It's never easy having to tell your customers that you're raising your prices. In fact, it can be downright nerve-wracking. You know that you need to do it, but you're not sure how your customers will react. Will they understand? Will they be angry? Will they walk away from your business altogether?
We may be confident when setting our prices, but we buckle under pressure when it comes to effectively communicating our prices, especially when we have to communicate an increase. Below are three tips to make the process easier for yourself and reduce the chances of negative reactions from your customers.
The first way to confidently communicate a price increase is to be clear about why you're doing it. If your prices have remained the same for a long time, customers may be more understanding if you need to raise them. On the other hand, if you've only been in business for a short time or recently raised your prices, they may be less understanding. Be prepared to explain why you're raising your prices and what it will allow you to do for your customers (e.g., improve product quality, offer better customer service, etc.).

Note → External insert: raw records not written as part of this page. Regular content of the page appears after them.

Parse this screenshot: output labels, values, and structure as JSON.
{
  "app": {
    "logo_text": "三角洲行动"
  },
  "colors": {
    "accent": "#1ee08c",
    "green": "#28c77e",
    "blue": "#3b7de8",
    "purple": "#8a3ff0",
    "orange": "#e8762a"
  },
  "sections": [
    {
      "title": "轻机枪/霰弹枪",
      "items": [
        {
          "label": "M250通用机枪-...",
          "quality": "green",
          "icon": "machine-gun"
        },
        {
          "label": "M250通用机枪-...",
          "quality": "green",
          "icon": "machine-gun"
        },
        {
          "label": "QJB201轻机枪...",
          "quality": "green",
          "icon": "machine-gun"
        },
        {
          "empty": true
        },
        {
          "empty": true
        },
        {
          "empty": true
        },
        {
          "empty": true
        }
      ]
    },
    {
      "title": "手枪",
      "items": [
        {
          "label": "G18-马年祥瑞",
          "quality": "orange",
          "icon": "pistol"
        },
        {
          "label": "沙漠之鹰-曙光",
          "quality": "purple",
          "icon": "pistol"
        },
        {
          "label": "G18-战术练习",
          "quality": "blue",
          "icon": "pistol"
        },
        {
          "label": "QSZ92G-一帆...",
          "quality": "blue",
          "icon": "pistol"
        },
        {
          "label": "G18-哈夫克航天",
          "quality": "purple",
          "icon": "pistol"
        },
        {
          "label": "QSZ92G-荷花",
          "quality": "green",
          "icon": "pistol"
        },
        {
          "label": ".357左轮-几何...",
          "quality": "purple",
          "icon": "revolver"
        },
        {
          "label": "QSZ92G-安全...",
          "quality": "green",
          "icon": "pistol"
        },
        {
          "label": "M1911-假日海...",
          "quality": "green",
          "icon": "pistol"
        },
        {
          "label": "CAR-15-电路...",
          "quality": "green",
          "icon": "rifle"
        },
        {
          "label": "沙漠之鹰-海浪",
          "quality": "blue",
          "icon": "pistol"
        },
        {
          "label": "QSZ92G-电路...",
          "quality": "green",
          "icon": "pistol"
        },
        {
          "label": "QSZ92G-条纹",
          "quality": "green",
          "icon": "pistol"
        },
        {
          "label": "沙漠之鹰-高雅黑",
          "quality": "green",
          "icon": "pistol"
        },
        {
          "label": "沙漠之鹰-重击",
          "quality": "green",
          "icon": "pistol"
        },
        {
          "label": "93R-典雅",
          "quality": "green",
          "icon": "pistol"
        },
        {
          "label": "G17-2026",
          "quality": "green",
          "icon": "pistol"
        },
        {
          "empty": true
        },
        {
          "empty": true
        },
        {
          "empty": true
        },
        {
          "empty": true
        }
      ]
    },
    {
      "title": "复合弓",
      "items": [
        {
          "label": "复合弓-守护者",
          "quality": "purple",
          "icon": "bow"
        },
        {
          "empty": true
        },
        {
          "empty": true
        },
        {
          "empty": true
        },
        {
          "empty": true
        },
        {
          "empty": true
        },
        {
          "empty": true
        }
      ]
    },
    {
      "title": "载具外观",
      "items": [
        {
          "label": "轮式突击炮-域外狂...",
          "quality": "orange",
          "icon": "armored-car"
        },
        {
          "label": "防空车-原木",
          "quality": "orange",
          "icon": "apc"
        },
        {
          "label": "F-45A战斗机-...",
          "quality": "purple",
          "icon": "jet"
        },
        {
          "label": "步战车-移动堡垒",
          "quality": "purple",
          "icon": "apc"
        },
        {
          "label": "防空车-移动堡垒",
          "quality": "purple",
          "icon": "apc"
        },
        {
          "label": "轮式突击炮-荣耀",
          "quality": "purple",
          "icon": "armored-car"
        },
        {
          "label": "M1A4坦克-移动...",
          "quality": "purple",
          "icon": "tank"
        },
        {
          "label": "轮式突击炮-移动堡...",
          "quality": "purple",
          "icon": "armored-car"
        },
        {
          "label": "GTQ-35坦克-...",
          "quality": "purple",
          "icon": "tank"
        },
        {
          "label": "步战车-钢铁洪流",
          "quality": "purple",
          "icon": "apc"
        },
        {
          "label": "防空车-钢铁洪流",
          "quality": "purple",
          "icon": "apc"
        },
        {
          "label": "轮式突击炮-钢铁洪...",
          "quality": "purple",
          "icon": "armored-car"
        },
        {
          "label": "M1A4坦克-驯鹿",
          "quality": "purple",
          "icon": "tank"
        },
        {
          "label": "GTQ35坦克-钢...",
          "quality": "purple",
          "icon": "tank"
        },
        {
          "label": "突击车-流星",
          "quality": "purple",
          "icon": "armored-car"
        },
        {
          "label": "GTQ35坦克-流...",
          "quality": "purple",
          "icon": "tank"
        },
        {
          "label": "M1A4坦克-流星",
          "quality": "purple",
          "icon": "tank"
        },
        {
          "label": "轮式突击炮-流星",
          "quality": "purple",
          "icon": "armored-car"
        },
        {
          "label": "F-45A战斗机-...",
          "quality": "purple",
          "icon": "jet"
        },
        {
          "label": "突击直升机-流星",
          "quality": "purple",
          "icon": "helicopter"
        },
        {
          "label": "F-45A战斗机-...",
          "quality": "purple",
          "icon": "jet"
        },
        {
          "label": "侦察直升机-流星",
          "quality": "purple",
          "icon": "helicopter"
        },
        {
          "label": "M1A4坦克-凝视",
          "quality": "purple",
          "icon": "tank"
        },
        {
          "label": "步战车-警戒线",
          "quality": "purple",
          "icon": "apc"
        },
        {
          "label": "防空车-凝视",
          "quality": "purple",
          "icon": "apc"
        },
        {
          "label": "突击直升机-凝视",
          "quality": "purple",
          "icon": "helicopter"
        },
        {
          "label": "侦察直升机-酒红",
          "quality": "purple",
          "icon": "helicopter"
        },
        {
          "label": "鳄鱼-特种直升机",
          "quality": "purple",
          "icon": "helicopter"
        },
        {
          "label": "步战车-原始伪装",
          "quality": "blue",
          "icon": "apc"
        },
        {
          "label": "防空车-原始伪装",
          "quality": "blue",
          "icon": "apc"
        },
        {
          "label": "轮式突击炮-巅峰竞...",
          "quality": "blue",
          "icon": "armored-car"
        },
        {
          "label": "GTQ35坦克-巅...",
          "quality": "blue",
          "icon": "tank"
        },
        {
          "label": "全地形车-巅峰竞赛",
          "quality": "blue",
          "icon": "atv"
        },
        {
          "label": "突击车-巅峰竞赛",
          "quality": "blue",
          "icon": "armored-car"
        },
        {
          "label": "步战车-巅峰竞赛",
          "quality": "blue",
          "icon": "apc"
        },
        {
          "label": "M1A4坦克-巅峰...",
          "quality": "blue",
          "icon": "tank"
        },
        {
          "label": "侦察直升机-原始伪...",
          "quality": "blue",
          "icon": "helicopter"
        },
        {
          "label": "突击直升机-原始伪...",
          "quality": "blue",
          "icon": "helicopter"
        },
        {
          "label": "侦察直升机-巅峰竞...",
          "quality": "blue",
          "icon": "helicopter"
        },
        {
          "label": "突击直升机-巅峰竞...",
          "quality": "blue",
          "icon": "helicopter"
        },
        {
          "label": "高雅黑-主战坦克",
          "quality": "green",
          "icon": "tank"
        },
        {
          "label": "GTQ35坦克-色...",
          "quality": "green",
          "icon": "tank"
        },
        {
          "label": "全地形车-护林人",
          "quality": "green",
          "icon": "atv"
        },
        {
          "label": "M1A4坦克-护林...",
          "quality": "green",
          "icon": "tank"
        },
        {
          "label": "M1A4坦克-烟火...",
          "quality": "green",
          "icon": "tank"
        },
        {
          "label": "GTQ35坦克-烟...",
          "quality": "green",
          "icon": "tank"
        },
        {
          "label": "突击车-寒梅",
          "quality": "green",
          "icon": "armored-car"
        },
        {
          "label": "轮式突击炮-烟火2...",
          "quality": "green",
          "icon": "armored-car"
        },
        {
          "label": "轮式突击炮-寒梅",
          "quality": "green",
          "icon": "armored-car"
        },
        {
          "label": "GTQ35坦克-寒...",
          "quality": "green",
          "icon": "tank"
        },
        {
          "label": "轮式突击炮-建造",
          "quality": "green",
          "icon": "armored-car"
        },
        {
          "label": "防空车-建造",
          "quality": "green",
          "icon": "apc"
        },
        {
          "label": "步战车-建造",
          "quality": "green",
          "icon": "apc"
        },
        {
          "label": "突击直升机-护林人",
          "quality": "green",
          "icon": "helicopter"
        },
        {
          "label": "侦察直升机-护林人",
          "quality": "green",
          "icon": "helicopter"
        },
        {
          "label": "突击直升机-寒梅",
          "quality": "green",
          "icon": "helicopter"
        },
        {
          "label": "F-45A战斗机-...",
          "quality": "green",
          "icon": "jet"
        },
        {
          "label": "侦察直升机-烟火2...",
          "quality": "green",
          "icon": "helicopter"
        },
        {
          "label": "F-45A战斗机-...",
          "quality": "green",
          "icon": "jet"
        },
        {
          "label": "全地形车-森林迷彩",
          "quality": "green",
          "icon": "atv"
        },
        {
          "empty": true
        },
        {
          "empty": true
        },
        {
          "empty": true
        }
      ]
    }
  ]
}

The second way to confidently communicate a price increase is to give your customers advance notice. This will give them time to budget for the price increase and make any necessary adjustments to their own spending. It will also give them time to compare your prices to those of your competitors and decide whether they're still willing to do business with you. Pay close attention to what you have committed to in your contract with regard to communicating changes in your contract so you are operating within the bounds of your commitment.

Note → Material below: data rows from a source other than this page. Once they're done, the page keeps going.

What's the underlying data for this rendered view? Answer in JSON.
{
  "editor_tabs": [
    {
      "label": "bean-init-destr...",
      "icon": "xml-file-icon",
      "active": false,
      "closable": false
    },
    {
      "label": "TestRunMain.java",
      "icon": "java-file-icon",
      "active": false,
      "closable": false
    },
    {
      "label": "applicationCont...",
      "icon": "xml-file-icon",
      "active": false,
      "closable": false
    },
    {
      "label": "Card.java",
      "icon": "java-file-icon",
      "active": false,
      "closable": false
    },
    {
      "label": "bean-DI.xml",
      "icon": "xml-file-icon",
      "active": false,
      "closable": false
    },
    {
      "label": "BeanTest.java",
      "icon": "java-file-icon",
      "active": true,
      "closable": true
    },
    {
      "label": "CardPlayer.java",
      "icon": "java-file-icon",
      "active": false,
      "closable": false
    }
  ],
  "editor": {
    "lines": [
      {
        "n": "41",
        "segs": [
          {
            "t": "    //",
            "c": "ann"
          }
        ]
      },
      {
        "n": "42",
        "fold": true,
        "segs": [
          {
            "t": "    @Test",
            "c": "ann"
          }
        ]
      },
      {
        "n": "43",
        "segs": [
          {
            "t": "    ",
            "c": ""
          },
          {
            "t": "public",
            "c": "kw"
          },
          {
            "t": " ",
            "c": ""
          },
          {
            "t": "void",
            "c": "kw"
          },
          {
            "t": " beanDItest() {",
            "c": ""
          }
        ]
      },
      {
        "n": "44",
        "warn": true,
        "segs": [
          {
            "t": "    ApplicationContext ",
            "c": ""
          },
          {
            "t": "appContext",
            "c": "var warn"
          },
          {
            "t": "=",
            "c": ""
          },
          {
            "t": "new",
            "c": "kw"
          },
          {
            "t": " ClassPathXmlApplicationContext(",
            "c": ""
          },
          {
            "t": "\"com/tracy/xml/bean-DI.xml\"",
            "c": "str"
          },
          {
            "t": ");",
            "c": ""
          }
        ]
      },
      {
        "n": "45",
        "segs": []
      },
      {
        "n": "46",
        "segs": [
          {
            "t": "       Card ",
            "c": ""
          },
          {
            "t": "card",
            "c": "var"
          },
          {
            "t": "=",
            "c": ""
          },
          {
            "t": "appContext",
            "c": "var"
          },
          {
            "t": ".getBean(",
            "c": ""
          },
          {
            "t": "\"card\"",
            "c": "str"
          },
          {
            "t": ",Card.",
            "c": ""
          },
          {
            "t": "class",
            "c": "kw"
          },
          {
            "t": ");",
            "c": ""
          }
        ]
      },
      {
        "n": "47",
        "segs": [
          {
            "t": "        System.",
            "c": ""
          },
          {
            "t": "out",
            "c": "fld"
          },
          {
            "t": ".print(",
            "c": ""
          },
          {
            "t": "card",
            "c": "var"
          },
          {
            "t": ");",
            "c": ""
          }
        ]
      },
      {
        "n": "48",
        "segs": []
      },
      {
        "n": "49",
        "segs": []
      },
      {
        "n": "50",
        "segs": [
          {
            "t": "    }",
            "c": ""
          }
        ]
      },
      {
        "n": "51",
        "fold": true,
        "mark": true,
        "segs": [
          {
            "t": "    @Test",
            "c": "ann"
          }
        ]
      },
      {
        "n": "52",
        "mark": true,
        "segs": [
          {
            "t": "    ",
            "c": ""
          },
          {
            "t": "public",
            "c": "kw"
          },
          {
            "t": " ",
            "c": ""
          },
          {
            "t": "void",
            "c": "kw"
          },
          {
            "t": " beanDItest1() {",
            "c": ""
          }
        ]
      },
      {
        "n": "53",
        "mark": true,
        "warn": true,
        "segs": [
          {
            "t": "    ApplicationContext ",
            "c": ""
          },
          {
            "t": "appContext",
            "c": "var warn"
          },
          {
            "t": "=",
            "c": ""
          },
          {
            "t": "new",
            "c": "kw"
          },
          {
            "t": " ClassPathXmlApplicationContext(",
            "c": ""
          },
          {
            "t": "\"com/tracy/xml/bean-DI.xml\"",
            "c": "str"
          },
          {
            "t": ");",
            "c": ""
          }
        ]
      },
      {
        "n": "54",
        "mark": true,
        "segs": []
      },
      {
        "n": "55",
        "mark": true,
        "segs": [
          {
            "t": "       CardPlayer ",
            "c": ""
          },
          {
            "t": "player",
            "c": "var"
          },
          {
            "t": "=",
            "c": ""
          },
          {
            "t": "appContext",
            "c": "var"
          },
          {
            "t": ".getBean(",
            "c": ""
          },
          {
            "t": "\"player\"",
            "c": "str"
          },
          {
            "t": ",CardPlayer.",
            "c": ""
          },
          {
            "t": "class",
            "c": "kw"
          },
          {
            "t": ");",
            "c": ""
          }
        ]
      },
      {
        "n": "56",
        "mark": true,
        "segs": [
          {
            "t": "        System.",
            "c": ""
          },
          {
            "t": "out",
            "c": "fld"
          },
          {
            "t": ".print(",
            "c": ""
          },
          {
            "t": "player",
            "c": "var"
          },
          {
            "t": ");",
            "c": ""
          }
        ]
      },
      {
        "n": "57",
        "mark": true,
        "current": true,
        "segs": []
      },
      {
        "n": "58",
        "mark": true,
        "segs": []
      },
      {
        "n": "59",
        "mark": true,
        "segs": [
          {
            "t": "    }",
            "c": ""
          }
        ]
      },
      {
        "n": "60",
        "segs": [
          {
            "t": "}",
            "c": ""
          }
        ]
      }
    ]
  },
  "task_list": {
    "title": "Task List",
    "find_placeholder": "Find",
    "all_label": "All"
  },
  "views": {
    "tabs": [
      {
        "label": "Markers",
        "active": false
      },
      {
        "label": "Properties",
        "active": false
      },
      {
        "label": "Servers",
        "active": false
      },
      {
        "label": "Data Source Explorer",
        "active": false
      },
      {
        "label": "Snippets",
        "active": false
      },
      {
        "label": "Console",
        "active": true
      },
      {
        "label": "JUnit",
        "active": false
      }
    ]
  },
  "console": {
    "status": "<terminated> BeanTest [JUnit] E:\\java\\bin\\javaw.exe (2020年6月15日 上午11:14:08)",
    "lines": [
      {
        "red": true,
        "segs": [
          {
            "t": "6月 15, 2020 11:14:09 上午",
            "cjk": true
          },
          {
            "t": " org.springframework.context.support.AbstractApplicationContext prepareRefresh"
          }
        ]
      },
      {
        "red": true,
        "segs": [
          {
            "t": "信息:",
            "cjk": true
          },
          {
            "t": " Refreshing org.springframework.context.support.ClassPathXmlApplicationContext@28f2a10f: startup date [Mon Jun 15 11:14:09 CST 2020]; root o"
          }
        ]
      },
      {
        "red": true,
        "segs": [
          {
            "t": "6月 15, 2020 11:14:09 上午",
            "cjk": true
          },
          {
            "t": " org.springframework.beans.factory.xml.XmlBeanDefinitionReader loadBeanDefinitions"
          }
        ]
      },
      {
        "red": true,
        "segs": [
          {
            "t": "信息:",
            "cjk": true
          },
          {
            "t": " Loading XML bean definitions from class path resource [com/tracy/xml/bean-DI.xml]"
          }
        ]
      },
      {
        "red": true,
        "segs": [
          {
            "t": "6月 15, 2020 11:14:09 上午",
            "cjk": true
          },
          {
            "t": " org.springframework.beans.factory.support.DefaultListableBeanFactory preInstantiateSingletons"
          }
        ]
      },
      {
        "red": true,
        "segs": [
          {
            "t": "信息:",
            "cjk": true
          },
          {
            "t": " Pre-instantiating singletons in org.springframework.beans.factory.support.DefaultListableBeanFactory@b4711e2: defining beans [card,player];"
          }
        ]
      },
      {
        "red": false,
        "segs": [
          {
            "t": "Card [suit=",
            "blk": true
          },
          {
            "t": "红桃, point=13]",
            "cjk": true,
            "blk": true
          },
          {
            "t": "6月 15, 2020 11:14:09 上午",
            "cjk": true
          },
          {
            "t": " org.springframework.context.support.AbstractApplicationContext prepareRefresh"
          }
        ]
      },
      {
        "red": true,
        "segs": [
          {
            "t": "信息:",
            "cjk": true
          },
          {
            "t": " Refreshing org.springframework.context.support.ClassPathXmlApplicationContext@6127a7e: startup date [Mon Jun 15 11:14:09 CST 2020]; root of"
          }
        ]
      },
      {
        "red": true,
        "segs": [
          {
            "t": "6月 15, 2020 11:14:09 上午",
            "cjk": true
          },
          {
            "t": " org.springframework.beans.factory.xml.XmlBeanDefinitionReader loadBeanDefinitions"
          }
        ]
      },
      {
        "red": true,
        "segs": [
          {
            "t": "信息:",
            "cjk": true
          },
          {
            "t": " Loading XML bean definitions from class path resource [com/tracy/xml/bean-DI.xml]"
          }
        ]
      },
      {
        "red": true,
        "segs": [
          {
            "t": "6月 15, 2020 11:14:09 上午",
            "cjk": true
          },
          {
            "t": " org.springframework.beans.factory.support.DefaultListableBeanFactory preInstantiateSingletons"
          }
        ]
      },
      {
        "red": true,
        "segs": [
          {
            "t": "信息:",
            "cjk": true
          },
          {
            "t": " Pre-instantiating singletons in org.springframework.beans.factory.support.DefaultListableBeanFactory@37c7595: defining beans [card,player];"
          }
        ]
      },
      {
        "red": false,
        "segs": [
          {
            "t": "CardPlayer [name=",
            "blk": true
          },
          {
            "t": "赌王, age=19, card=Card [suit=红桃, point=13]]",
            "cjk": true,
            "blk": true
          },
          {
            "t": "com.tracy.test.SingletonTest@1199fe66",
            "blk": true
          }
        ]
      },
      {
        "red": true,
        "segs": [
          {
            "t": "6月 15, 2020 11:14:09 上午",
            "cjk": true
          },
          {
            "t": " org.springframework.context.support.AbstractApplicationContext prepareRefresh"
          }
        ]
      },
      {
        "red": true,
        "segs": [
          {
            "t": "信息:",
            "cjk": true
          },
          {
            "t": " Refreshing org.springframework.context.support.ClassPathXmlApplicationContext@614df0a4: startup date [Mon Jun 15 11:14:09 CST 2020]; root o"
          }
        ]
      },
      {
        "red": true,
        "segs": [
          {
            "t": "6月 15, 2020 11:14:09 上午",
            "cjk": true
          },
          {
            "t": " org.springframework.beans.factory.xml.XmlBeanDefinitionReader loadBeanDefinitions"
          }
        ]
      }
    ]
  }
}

The third way to confidently communicate a price increase is to be open to negotiation. In some cases, customers may be willing to accept a price increase if they feel like they're getting something of value in return. For example, you could offer a discount on future purchases or throw in some extra services for free. If you're not open to negotiation, however, be prepared to stand your ground and explain why the price increase is necessary.
When it comes to how to communicate, sometimes it makes sense to do it in person or face to face. Sometimes it warrants a call for courtesy and sometimes an email is sufficient. It depends on the magnitude of the price change and the relationship you have with the customer. Knowing you customers well will also help you anticipate reactions and manage expectations properly.
These are just a few tips to help you communicate a price increase confidently. By being clear about why you're doing it, giving your customers advance notice, and being open to negotiation, you can minimize the negative reactions and keep your business running smoothly. Good luck!